It’s a well-known problem: When disaster strikes, it’s tough to get in touch with loved ones and make sure they’re okay. And ironically enough, the disaster itself doesn’t have to damage a network’s cell towers to cause this issue; cell towers simply can’t handle the traffic of everyone in the area trying to connect all at once. Text messages may not go through, and a call that actually does may get dropped after only few seconds. We rely on connectivity 24/7 in this modern age, making experts work more rapidly for solutions that stop and even prevent cell towers from overloading in crucial situations.

According to the progress made with research, the secret will eventually lie in utilizing radio and television signals. It also requires the use of phones with “smart antennas.” Some phones possess multiple types of antennas, mainly because various devices utilize different means of communication, including cellular, Wi-Fi, Bluetooth, near field communication and other technologies. Unfortunately, these signals can sometimes undermine one another. Perhaps you’ve noticed your smartphone dropping calls when someone else’s flip phone is working just fine. Of course, these crossed signals can work the opposite way too, with you sometimes finding yourself as being the only person with reception.

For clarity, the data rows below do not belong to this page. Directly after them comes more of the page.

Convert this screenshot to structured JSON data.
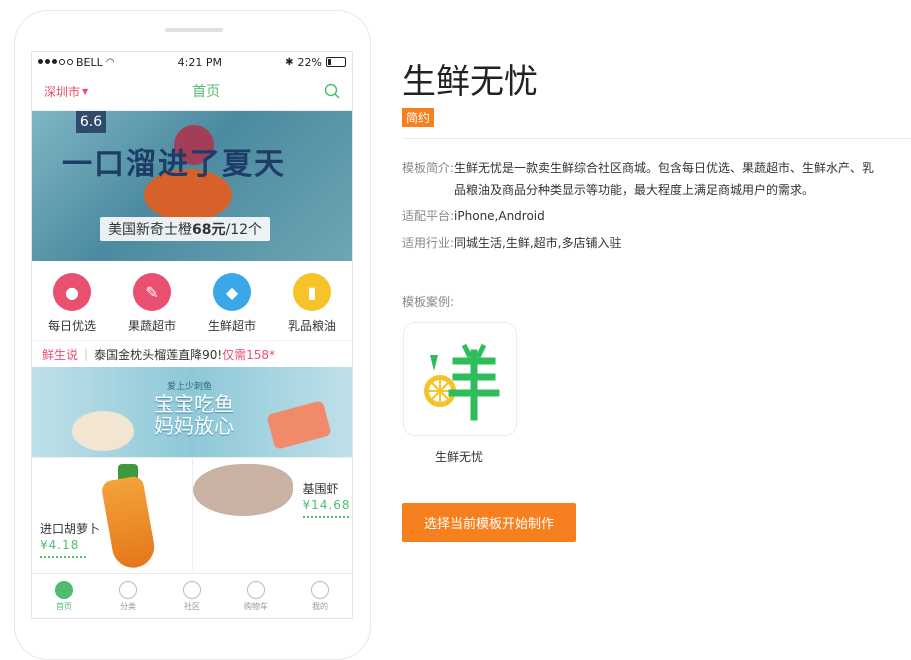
{
  "status_bar": {
    "carrier": "BELL",
    "time": "4:21 PM",
    "battery": "22%"
  },
  "nav": {
    "city": "深圳市",
    "title": "首页"
  },
  "banner": {
    "date": "6.6",
    "slogan": "一口溜进了夏天",
    "caption_prefix": "美国新奇士橙",
    "caption_price": "68元",
    "caption_suffix": "/12个"
  },
  "categories": [
    {
      "label": "每日优选",
      "color": "#e94f6e",
      "icon": "grape-icon"
    },
    {
      "label": "果蔬超市",
      "color": "#e94f6e",
      "icon": "carrot-icon"
    },
    {
      "label": "生鲜超市",
      "color": "#3aa7e8",
      "icon": "fish-icon"
    },
    {
      "label": "乳品粮油",
      "color": "#f6c428",
      "icon": "milk-icon"
    }
  ],
  "news": {
    "tag": "鲜生说",
    "text": "泰国金枕头榴莲直降90!",
    "price": "仅需158*"
  },
  "promo": {
    "small": "爱上少刺鱼",
    "big_line1": "宝宝吃鱼",
    "big_line2": "妈妈放心"
  },
  "products": [
    {
      "name": "进口胡萝卜",
      "price": "¥4.18"
    },
    {
      "name": "基围虾",
      "price": "¥14.68"
    }
  ],
  "tabs": [
    {
      "label": "首页",
      "icon": "home-icon",
      "active": true
    },
    {
      "label": "分类",
      "icon": "category-icon",
      "active": false
    },
    {
      "label": "社区",
      "icon": "community-icon",
      "active": false
    },
    {
      "label": "购物车",
      "icon": "cart-icon",
      "active": false
    },
    {
      "label": "我的",
      "icon": "user-icon",
      "active": false
    }
  ],
  "template": {
    "title": "生鲜无忧",
    "badge": "简约",
    "desc_label": "模板简介:",
    "desc": "生鲜无忧是一款卖生鲜综合社区商城。包含每日优选、果蔬超市、生鲜水产、乳品粮油及商品分种类显示等功能，最大程度上满足商城用户的需求。",
    "platform_label": "适配平台:",
    "platform": "iPhone,Android",
    "industry_label": "适用行业:",
    "industry": "同城生活,生鲜,超市,多店铺入驻",
    "case_label": "模板案例:",
    "case_name": "生鲜无忧",
    "logo_char": "鲜",
    "cta": "选择当前模板开始制作"
  },
  "colors": {
    "accent": "#f7801e",
    "green": "#4fbd6d",
    "pink": "#e94f6e"
  }
}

The secret is to use the second instance to the advantage of the cell network. Rather than having calls dropped because of too many phones trying to connect at once, the idea is to use different types of connections to boost power. The cellular industry had to be fine-tuned to ensure that cell signals didn’t interfere with TV and radio channels. But what if, in an emergency situation, there was a failsafe that allowed mobile users to interfere with other airwaves to make that all-important phone call? This may be the future of mobile usage—and even data connectivity—as we know it.